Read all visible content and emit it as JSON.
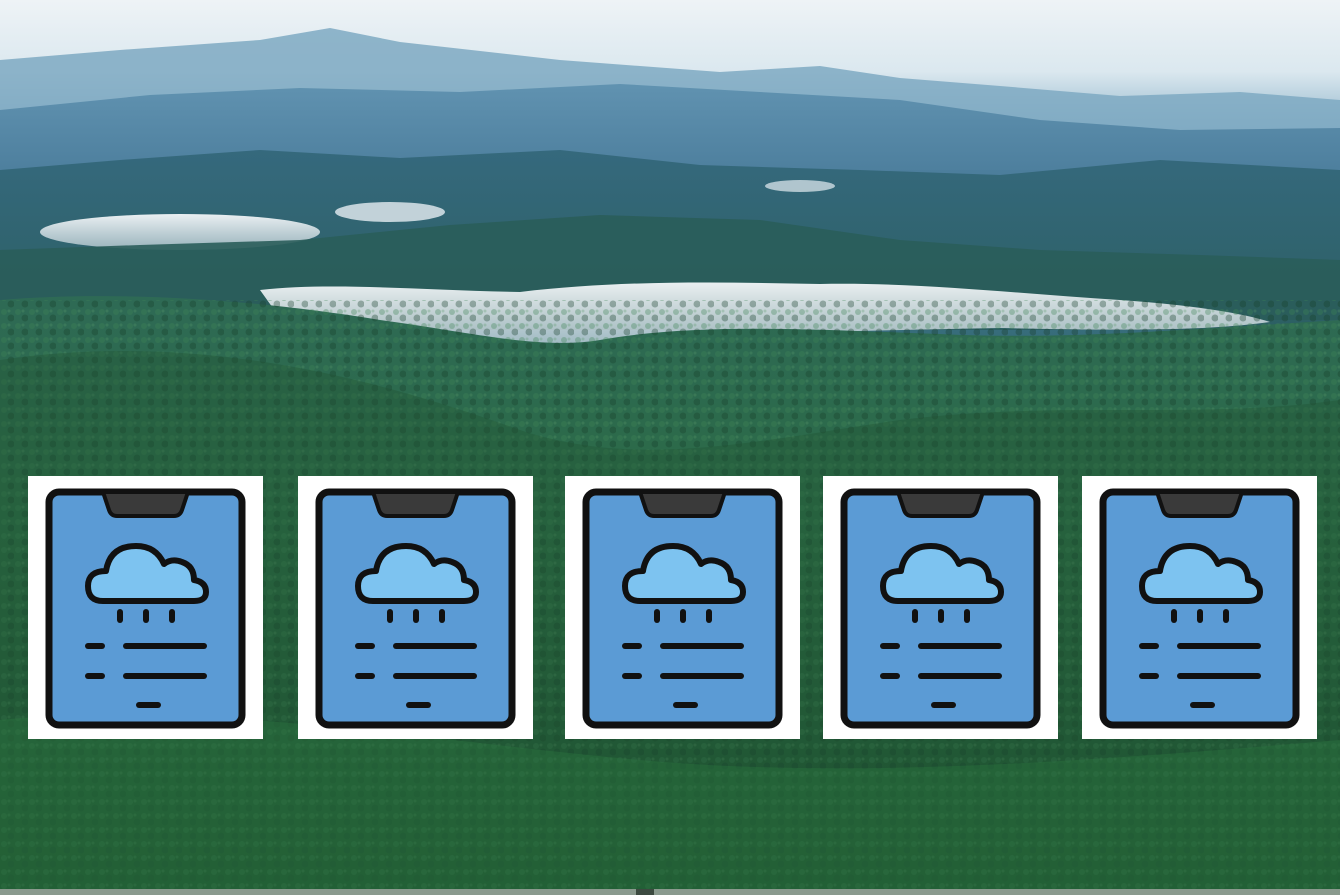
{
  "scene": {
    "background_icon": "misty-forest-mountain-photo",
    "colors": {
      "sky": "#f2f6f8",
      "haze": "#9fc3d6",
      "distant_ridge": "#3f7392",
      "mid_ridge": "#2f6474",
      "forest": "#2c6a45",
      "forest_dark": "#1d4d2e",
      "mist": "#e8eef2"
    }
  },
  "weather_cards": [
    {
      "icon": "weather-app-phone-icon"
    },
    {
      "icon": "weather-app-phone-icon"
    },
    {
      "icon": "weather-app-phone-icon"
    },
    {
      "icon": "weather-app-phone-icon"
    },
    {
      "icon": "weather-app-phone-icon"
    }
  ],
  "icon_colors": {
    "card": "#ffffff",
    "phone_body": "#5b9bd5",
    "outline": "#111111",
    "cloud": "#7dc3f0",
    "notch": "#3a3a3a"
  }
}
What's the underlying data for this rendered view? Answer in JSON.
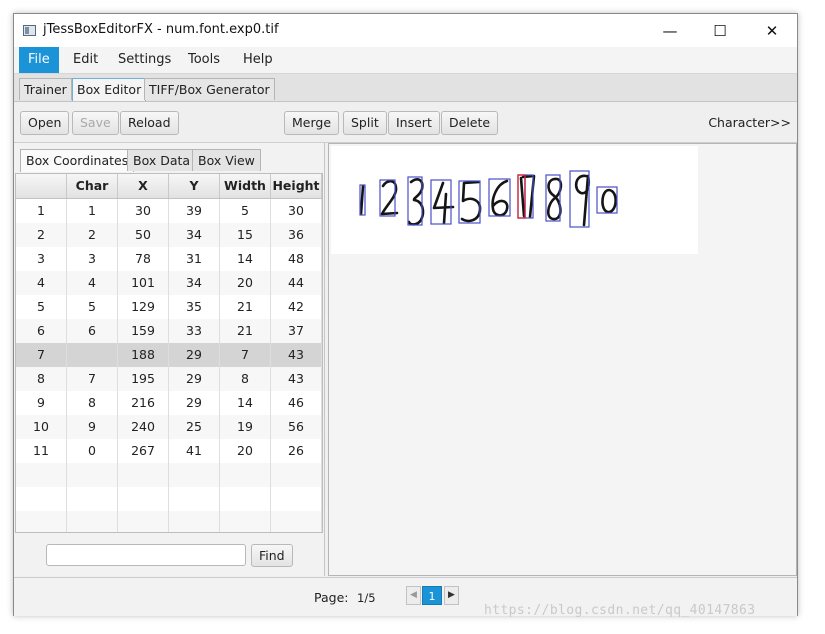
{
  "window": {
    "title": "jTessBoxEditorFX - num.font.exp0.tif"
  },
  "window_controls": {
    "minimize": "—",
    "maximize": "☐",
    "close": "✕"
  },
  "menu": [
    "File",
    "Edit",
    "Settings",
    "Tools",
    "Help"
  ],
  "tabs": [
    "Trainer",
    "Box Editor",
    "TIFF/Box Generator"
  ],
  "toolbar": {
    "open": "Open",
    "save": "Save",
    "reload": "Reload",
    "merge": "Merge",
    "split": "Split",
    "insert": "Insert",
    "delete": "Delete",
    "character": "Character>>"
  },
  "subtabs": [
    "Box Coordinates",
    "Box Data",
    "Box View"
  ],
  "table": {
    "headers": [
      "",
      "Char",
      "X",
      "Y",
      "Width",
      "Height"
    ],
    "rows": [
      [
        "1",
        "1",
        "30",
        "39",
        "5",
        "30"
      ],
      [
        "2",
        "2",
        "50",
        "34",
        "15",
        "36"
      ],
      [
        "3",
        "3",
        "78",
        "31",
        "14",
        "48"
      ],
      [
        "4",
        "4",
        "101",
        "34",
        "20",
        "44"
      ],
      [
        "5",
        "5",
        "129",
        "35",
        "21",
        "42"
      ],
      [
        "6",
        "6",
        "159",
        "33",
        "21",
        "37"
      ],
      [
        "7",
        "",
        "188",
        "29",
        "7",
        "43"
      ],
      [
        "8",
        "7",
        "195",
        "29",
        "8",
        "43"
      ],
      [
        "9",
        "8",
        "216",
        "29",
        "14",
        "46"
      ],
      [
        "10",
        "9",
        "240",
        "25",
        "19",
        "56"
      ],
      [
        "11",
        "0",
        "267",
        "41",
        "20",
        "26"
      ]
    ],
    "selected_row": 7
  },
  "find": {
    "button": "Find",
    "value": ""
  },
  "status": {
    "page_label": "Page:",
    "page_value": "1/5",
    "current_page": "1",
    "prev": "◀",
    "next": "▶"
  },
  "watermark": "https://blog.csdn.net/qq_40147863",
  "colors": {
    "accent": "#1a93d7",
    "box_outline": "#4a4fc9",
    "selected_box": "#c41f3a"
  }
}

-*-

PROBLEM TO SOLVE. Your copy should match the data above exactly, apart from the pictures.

REPLY.
Read all visible content and emit it as JSON.
{
  "scene": {
    "background_icon": "misty-forest-mountain-photo",
    "colors": {
      "sky": "#f2f6f8",
      "haze": "#9fc3d6",
      "distant_ridge": "#3f7392",
      "mid_ridge": "#2f6474",
      "forest": "#2c6a45",
      "forest_dark": "#1d4d2e",
      "mist": "#e8eef2"
    }
  },
  "weather_cards": [
    {
      "icon": "weather-app-phone-icon"
    },
    {
      "icon": "weather-app-phone-icon"
    },
    {
      "icon": "weather-app-phone-icon"
    },
    {
      "icon": "weather-app-phone-icon"
    },
    {
      "icon": "weather-app-phone-icon"
    }
  ],
  "icon_colors": {
    "card": "#ffffff",
    "phone_body": "#5b9bd5",
    "outline": "#111111",
    "cloud": "#7dc3f0",
    "notch": "#3a3a3a"
  }
}
What's the underlying data for this rendered view? Answer in JSON.
{
  "window": {
    "title": "jTessBoxEditorFX - num.font.exp0.tif"
  },
  "window_controls": {
    "minimize": "—",
    "maximize": "☐",
    "close": "✕"
  },
  "menu": [
    "File",
    "Edit",
    "Settings",
    "Tools",
    "Help"
  ],
  "tabs": [
    "Trainer",
    "Box Editor",
    "TIFF/Box Generator"
  ],
  "toolbar": {
    "open": "Open",
    "save": "Save",
    "reload": "Reload",
    "merge": "Merge",
    "split": "Split",
    "insert": "Insert",
    "delete": "Delete",
    "character": "Character>>"
  },
  "subtabs": [
    "Box Coordinates",
    "Box Data",
    "Box View"
  ],
  "table": {
    "headers": [
      "",
      "Char",
      "X",
      "Y",
      "Width",
      "Height"
    ],
    "rows": [
      [
        "1",
        "1",
        "30",
        "39",
        "5",
        "30"
      ],
      [
        "2",
        "2",
        "50",
        "34",
        "15",
        "36"
      ],
      [
        "3",
        "3",
        "78",
        "31",
        "14",
        "48"
      ],
      [
        "4",
        "4",
        "101",
        "34",
        "20",
        "44"
      ],
      [
        "5",
        "5",
        "129",
        "35",
        "21",
        "42"
      ],
      [
        "6",
        "6",
        "159",
        "33",
        "21",
        "37"
      ],
      [
        "7",
        "",
        "188",
        "29",
        "7",
        "43"
      ],
      [
        "8",
        "7",
        "195",
        "29",
        "8",
        "43"
      ],
      [
        "9",
        "8",
        "216",
        "29",
        "14",
        "46"
      ],
      [
        "10",
        "9",
        "240",
        "25",
        "19",
        "56"
      ],
      [
        "11",
        "0",
        "267",
        "41",
        "20",
        "26"
      ]
    ],
    "selected_row": 7
  },
  "find": {
    "button": "Find",
    "value": ""
  },
  "status": {
    "page_label": "Page:",
    "page_value": "1/5",
    "current_page": "1",
    "prev": "◀",
    "next": "▶"
  },
  "watermark": "https://blog.csdn.net/qq_40147863",
  "colors": {
    "accent": "#1a93d7",
    "box_outline": "#4a4fc9",
    "selected_box": "#c41f3a"
  }
}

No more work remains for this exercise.